Notice that each of the single‑quoted words is prefixed by a lowercase letter B, meaning that we have a list of bytes objects where we would have preferred a list of strings. This is because the HTTP request transferred raw bytes to us over the network. To get a list of strings, we should decode the bytes string each line into Unicode strings. We can do this by inserting a call to the decode method of the bytes object and then operating on the resulting Unicode string. The Python REPL supports a simple command‑line history, and by careful use of the up and down‑arrow keys, we can re‑enter our snippet.

When we get to the line which needs to be changed, we can edit it using the left and right‑arrow keys to insert the requisite call to decode. Then when we rerun the block and take a fresh look at story words, we should see we have a list of strings. We’ve just about reached the limits of what’s possible to comfortably edit at the Python REPL. So in the next course module, we’ll look at how to move this code into a Python module where it can be more easily worked with in a text editor.


There are a lot of details in this module, which may be difficult to remember all at once, but which you’ll find you use very frequently when writing Python code. First, we looked at strings, in particular the various forms of quoting for single and multi‑line strings. We saw how adjacent string literals are implicitly concatenated. Python has support for universal newlines. So no matter what platform you’re using, it’s sufficient to use a single backslash n character, safe in the knowledge that it will be appropriately translated from and to the native newline during IO.

  • Single- and multi-line literals
  • Concatenation of adjacent literals
  • Universal newlines
  • Escape sequences
  • Raw strings
  • Use str constructor to convert other types
  • Access individual characters with square bracket indexing
  • Rich API
  • String literals can contain Unicode

Escape sequences provide an alternative means of incorporating new lines and other control characters into literal strings.
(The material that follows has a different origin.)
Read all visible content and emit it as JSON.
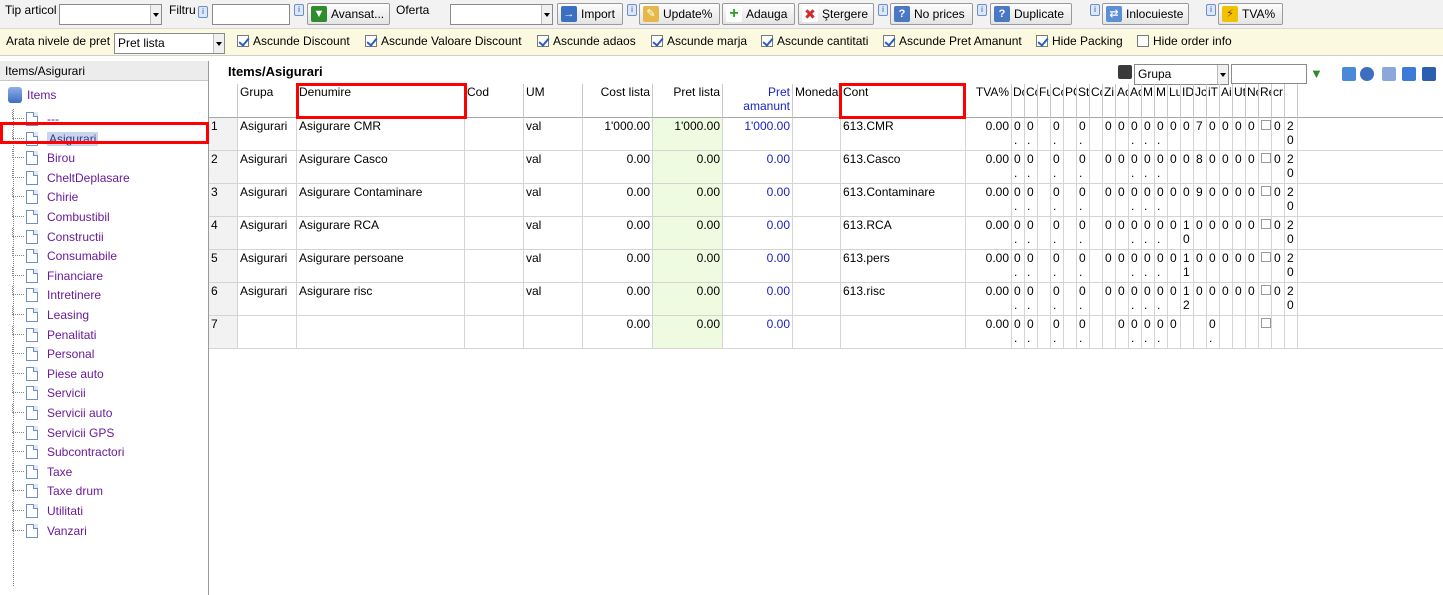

The backslashes used for escaping can be a hindrance for Windows file system paths or regular expressions, so raw strings with the R prefix can be used to suppress the escaping mechanism. Other types, such as integers, can be converted to strings using the str constructor. Individual characters returned as one character strings can be retrieved using square brackets with integer zero‑based indices. Strings support a rich variety of operations, such a splitting, through their methods.

In Python 3, literal strings can contain Unicode characters directly in the source. The bytes type has many of the capabilities of strings, but it is a sequence of bytes rather than a sequence of Unicode code points. Bytes literals are prefixed with a lowercase b. To convert between string and bytes instances, we use the encode method of str and the decode method of bytes. In both cases, passing the encoding, which we must know in advance.
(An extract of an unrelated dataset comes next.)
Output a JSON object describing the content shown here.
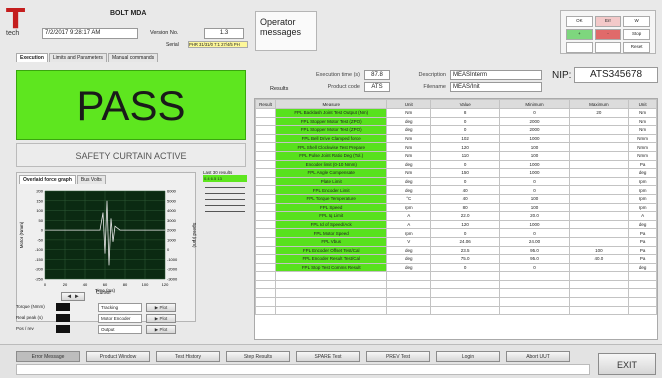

Lists are mutable, heterogeneous sequences of objects. List literals are delimited by square brackets, and the items are separated by commas. As with strings, individual elements can be retrieved by indexing into a list with square brackets. In contrast to strings, Individual list elements can be replaced by assigning to the indexed item. Lists can be grown by appending to them, and they can be constructed from other sequences using the list constructor. Dictionaries associate keys with values. Literal dictionaries are delimited by curly braces.

The key value pairs are separated from each other by commas, and each key is associated with its corresponding value with a colon. For loops take items one by one from an iterable object, such as a list, and binds a name to the current item. They correspond to what are called for‑each loops in other languages. In the next module of Core Python: Getting Started, we’ll look at functions and modules, Pythons fundamental tools for organizing code. These tools will facilitate writing larger programs and structure in your code into cohesive, reusable components.


Please enter your comment!
Please enter your name here

This site uses Akismet to reduce spam. Learn how your comment data is processed.

Subscribe Today


Get unlimited access to our EXCLUSIVE Content and our archive of subscriber stories.

Exclusive content

Latest article

More article